In the simplified case of two countries and two commodities, terms of trade is defined as the ratio of the total export revenue[clarification needed] a country receives for its export commodity to the total import revenue it pays for its import commodity. In this case the imports of one country are the exports of the other country. For example, if a country exports 50 dollars worth of product in exchange for 100 dollars worth of imported product, that country's terms of trade are 50/100 = 0.5. The terms of trade for the other country must be the reciprocal (100/50 = 2). When this number is falling, the country is said to have "deteriorating terms of trade". If multiplied by 100, these calculations can be expressed as a percentage (50% and 200% respectively). If a country's terms of trade fall from say 100% to 70% (from 1.0 to 0.7), it has experienced a 30% deterioration in its terms of trade. When doing longitudinal (time series) calculations, it is common to set a value for the base year to make interpretation of the results easier.
In basic Microeconomics, the terms of trade are usually set in the interval between the opportunity costs for the production of a given good of two countries.
Terms of trade is the ratio of a country's export price index to its import price index, multiplied by 100. The terms of trade measures the rate of exchange of one good or service for another when two countries trade with each other.
Multi-commodity multi-country model 
In the more realistic case of many products exchanged between many countries, terms of trade can be calculated using a Laspeyres index. In this case, a nation's terms of trade is the ratio of the Laspeyre price index of exports to the Laspeyre price index of imports. The Laspeyre export index is the current value of the base period exports divided by the base period value of the base period exports. Similarly, the Laspeyres import index is the current value of the base period imports divided by the base period value of the base period imports.
- price of exports in the current period
- quantity of exports in the base period
- price of exports in the base period
- price of imports in the current period
- quantity of imports in the base period
- price of imports in the base period
Basically: Export Price Over Import price times 100 If the percentage is over 100% then your economy is doing well (Capital Accumulation). If the percentage is under 100% then your economy is not going well (More money going out than coming in).
Terms of trade should not be used as synonymous with social welfare, or even Pareto economic welfare. Terms of trade calculations do not tell us about the volume of the countries' exports, only relative changes between countries. To understand how a country's social utility changes, it is necessary to consider changes in the volume of trade, changes in productivity and resource allocation, and changes in capital flows.
The price of exports from a country can be heavily influenced by the value of its currency, which can in turn be heavily influenced by the interest rate in that country. If the value of currency of a particular country is increased due to an increase in interest rate one can expect the terms of trade to improve. However this may not necessarily mean an improved standard of living for the country since an increase in the price of exports perceived by other nations will result in a lower volume of exports. As a result, exporters in the country may actually be struggling to sell their goods in the international market even though they are enjoying a (supposedly) high price.

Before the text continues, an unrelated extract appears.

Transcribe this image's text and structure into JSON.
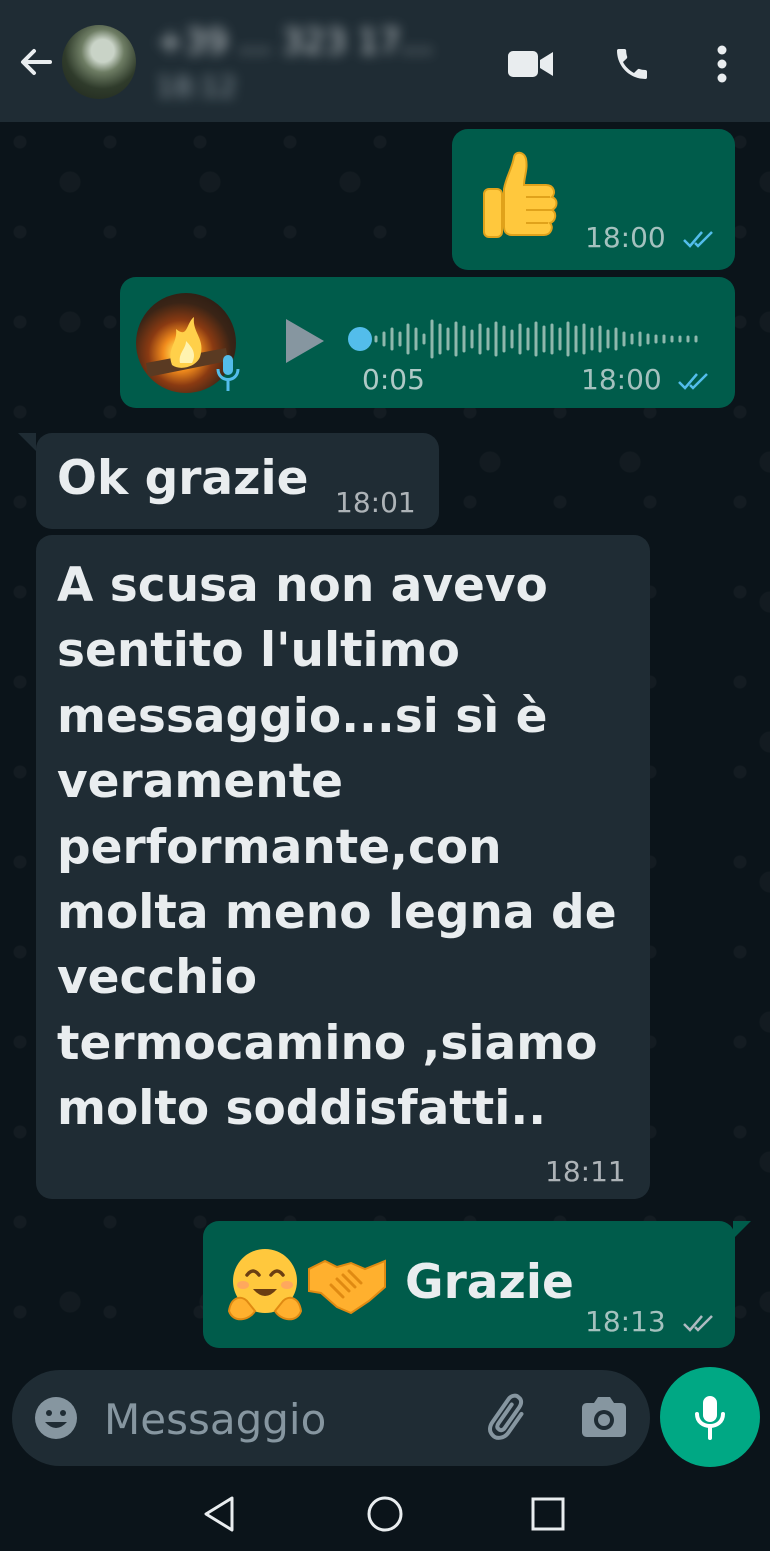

In the real world of over 200 nations trading hundreds of thousands of products, terms of trade calculations can get very complex. Thus, the possibility of errors is significant.